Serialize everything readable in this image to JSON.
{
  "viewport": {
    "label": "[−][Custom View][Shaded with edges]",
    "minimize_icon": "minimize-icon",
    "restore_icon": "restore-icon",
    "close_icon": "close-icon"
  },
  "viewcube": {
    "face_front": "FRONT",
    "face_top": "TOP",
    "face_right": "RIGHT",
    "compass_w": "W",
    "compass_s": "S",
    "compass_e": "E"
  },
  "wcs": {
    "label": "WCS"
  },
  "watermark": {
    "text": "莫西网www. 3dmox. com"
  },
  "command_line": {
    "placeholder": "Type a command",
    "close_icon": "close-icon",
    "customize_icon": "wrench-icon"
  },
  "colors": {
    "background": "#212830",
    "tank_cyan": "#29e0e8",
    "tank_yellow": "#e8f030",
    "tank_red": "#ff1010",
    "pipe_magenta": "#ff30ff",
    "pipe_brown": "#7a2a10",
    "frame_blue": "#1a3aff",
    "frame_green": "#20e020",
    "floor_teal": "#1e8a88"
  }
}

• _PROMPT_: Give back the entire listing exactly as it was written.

• _YOUR RESPONSE_:
Serialize everything readable in this image to JSON.
{
  "viewport": {
    "label": "[−][Custom View][Shaded with edges]",
    "minimize_icon": "minimize-icon",
    "restore_icon": "restore-icon",
    "close_icon": "close-icon"
  },
  "viewcube": {
    "face_front": "FRONT",
    "face_top": "TOP",
    "face_right": "RIGHT",
    "compass_w": "W",
    "compass_s": "S",
    "compass_e": "E"
  },
  "wcs": {
    "label": "WCS"
  },
  "watermark": {
    "text": "莫西网www. 3dmox. com"
  },
  "command_line": {
    "placeholder": "Type a command",
    "close_icon": "close-icon",
    "customize_icon": "wrench-icon"
  },
  "colors": {
    "background": "#212830",
    "tank_cyan": "#29e0e8",
    "tank_yellow": "#e8f030",
    "tank_red": "#ff1010",
    "pipe_magenta": "#ff30ff",
    "pipe_brown": "#7a2a10",
    "frame_blue": "#1a3aff",
    "frame_green": "#20e020",
    "floor_teal": "#1e8a88"
  }
}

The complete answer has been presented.